Kilauea volcano in Hawaii has been active since May, and thousands of residents have fled from their homes. However, tourists are arriving to watch its activities from a distance. One such group was touring the island's coastline. It consisted of 49 passengers and three crew members on board, and they wanted to watch lava flowing from Hawaii's active volcano into the ocean. Suddenly, the volcano erupted, and a ball of lava landed on the boat injuring nearly 20 occupants.

New Zealand Herald reports that the boat was off the island's East coast and the “lava bomb” fell through the roof of the boat and scattered volcanic debris.

The Hawaii County Civil Defense Agency has indicated that four of the injured were taken by ambulances to the hospital. One of the injured was a 20-year-old woman who had fractured her femur bone.

The active Kilauea volcano attracts tourists

Any active volcano destroys houses, throws lives into disarray and wreaks havoc in surrounding areas, but the Kilauea volcano in Hawaii attracts tourists. Tour boats are readily available. They depart from Hilo early in the morning and charge $225 to $258 for a three-hour ride. The incident of the “lava bomb” happened to one of the boats of Lava Ocean Tours. The company advertises on its website saying “boat tours are an exciting way to experience the molten hot lava entering the sea."

Shane Turpin was the captain of the boat involved in the incident.

He has said that his boat was nearly 250m away from the lava, and as they were leaving the area, there was the explosion. He also said there was no warning sign of the impending explosion.

Kilauea volcano gave no warning

The captain of the boat knows the Kilauea volcano well because he has lived on the Big Island since 1983 and has been navigating lava tourist boats for many years.

According to The Guardian, Shane Turpin has been observing and documenting these explosions for a long time. In his opinion, the sudden explosion without any warning signs before the blast was a new phenomenon. “There’s something new. There’s something really new,” he said.

The US Coast Guard has demarcated a safety zone where lava flows into the ocean off the Big Island.

Vessels should not violate that, but for experienced operators, the norms are relaxed provided they possess a special license to get close to the action.

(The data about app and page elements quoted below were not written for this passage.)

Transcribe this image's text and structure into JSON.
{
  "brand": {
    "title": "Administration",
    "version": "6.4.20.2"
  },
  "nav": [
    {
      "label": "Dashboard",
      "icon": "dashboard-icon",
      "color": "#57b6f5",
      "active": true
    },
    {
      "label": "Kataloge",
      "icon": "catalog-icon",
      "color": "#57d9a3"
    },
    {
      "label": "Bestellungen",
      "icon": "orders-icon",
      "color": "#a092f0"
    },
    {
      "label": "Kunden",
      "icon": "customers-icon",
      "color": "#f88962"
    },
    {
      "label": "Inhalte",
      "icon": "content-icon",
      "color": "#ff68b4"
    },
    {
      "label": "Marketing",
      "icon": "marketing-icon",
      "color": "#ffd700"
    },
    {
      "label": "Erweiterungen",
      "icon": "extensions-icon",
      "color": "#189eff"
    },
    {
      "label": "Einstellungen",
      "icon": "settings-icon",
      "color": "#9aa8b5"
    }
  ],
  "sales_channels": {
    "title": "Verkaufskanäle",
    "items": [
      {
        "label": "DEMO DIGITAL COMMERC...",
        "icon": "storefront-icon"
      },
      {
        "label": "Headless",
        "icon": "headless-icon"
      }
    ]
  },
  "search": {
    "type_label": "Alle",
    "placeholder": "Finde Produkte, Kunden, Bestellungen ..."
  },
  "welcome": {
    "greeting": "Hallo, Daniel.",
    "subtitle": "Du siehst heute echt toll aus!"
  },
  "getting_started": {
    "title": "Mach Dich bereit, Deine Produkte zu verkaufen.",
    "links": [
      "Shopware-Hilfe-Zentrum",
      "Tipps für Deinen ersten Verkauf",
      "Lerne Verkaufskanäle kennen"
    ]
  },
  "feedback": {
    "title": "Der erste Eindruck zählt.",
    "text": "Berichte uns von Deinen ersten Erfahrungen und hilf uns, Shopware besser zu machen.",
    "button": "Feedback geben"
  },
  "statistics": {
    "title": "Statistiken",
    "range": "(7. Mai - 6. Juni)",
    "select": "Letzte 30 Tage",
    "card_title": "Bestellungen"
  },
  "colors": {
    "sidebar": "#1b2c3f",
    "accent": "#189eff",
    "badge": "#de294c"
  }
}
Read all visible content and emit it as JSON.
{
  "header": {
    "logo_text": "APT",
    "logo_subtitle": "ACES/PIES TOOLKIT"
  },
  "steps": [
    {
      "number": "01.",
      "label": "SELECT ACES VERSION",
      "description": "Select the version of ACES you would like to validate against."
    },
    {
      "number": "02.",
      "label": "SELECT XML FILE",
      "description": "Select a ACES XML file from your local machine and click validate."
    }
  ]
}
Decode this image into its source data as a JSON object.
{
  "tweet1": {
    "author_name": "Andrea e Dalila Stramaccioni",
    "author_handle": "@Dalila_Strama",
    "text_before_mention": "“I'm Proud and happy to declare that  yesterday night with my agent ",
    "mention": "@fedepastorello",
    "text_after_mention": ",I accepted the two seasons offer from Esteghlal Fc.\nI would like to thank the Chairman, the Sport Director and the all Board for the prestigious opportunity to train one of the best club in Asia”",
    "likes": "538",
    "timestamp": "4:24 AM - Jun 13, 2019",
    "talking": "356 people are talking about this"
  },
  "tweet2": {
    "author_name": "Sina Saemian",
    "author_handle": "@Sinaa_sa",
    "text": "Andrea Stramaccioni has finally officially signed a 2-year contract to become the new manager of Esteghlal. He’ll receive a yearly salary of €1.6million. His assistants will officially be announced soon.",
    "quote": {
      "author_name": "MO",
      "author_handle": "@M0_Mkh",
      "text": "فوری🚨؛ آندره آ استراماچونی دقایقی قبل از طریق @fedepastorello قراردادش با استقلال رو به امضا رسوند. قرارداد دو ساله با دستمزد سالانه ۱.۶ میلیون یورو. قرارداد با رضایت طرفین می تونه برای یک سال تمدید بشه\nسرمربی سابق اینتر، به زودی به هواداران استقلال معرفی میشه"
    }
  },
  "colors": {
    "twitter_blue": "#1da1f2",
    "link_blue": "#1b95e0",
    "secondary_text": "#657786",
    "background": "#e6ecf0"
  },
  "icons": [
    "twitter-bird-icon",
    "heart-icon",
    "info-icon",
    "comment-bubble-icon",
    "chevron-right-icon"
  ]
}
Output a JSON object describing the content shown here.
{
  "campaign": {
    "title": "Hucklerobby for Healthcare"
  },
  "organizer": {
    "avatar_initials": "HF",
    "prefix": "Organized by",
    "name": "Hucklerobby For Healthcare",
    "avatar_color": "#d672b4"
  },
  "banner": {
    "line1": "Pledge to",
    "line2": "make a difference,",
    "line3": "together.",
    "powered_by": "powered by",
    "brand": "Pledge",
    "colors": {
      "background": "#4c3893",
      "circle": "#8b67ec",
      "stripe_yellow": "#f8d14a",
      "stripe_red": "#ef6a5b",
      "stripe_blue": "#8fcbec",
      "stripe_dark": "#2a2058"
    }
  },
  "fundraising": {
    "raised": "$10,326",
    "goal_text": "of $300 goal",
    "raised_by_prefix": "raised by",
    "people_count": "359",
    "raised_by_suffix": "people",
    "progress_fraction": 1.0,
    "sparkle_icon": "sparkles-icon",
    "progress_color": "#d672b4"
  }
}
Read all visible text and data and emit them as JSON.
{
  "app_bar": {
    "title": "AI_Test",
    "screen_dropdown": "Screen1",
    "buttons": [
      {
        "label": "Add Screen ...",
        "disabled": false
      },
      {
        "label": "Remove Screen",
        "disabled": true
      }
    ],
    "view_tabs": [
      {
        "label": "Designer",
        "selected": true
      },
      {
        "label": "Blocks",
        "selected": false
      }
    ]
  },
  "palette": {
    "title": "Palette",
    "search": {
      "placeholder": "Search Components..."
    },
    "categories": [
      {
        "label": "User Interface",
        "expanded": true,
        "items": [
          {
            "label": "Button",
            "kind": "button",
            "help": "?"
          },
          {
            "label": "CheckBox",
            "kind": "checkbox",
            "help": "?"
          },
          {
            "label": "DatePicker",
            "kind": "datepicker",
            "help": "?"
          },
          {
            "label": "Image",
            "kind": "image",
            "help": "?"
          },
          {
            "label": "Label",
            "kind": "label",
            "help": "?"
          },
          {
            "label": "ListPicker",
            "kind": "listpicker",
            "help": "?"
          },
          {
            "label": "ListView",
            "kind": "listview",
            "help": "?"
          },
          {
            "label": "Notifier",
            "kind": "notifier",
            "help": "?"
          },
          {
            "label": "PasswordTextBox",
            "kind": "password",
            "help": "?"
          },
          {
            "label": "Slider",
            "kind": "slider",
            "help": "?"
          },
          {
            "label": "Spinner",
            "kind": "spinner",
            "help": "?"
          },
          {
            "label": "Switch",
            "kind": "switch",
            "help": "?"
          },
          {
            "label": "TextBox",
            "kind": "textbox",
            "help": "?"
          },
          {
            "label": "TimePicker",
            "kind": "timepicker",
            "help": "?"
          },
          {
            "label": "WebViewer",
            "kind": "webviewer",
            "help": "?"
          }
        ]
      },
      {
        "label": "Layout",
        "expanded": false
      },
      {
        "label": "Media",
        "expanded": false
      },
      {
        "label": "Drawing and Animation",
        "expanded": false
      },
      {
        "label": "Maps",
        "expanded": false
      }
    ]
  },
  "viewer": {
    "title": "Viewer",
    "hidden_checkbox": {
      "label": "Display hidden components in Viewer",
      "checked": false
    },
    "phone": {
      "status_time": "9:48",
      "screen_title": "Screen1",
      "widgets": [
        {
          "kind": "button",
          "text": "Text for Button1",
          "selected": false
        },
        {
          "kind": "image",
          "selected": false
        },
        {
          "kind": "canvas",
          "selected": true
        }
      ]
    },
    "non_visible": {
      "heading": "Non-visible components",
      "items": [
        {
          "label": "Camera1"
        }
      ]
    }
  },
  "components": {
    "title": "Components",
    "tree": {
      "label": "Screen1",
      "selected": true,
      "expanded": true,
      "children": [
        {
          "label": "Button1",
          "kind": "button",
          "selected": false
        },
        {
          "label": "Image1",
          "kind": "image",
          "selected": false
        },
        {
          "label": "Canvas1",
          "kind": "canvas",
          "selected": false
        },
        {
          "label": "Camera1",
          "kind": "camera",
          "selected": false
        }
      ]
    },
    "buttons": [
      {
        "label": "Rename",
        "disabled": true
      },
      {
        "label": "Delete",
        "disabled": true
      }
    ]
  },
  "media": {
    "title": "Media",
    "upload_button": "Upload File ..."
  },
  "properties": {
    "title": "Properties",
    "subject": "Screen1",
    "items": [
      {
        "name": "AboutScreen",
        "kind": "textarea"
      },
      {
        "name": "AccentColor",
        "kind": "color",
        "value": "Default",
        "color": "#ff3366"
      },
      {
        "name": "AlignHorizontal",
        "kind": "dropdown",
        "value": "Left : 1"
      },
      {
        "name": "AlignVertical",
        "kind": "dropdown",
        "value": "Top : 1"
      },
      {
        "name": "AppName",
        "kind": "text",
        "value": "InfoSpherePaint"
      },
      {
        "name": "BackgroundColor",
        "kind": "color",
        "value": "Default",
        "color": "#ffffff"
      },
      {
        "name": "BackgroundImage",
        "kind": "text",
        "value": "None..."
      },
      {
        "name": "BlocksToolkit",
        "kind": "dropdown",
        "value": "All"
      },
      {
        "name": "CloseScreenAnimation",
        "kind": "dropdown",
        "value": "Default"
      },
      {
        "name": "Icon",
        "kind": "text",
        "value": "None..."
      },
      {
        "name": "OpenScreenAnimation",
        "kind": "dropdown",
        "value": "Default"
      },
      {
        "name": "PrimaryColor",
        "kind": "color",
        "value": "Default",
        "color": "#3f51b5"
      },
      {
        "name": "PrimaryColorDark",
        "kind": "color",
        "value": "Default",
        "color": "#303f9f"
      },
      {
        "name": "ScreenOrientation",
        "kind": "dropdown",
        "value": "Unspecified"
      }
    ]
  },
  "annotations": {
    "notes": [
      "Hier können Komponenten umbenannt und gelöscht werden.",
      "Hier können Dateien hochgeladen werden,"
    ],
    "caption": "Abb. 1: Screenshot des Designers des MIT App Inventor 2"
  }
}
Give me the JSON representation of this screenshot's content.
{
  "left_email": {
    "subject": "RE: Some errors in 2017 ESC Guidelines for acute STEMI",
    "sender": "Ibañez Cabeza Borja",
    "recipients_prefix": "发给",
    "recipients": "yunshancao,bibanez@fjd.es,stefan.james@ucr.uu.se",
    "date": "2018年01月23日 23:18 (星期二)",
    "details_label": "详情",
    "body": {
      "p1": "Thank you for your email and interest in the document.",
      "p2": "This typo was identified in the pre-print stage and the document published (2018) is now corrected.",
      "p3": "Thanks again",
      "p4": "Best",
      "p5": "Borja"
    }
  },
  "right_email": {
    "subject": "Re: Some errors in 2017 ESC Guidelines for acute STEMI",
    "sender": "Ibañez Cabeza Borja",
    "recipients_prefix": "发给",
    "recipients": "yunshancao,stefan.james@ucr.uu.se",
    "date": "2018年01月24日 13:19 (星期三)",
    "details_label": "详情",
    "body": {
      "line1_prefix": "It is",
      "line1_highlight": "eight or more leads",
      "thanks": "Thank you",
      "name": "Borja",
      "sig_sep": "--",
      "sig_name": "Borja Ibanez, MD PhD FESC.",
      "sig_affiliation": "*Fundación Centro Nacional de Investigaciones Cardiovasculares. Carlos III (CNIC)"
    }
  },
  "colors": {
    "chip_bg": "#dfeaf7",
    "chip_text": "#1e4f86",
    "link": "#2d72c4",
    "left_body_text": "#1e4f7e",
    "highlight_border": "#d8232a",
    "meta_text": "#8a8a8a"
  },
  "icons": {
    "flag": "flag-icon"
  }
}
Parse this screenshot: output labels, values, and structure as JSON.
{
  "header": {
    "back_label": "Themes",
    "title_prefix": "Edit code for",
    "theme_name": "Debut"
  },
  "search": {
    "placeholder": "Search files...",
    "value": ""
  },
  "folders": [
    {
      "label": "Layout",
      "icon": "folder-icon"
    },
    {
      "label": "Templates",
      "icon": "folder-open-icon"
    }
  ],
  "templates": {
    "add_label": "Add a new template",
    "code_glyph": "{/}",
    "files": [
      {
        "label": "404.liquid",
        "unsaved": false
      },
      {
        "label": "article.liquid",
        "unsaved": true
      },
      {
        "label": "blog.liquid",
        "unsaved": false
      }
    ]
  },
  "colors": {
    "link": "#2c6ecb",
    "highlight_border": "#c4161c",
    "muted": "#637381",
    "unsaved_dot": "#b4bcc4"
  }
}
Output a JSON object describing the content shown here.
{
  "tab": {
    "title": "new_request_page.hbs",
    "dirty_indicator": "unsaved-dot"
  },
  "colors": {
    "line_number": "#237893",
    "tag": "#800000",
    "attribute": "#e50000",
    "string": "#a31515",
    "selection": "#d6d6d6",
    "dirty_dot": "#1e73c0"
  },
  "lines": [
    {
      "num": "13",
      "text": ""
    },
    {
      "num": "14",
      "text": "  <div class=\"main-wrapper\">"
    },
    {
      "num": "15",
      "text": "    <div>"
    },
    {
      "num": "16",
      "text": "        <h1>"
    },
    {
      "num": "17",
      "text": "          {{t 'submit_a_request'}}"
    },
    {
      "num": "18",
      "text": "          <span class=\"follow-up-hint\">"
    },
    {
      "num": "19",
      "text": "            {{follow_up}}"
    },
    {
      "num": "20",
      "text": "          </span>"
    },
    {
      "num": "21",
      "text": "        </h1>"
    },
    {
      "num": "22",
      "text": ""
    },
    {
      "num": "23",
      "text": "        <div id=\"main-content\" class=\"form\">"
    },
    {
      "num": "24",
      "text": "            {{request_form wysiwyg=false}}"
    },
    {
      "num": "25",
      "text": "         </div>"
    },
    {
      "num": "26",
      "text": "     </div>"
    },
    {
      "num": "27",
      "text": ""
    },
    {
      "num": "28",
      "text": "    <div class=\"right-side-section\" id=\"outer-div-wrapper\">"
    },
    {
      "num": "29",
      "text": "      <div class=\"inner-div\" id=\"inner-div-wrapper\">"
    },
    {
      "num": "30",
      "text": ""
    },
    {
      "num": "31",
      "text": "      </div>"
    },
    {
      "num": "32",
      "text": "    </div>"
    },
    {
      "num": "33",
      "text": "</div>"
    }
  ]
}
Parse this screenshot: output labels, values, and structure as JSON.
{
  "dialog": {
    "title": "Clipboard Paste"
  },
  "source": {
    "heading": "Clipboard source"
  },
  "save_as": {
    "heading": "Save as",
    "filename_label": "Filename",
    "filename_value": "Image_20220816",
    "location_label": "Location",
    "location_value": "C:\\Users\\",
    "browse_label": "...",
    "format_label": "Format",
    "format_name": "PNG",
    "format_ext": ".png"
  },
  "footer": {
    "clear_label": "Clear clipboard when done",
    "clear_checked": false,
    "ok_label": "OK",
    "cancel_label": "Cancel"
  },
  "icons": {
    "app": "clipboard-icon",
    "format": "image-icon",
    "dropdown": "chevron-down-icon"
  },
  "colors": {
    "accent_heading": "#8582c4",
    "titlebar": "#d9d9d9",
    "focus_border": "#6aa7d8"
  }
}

This volcano in Hawaii has regularly been erupting for the past 35 years. It has entered a new phase by spurting lava through newly formed fissures in a residential neighborhood.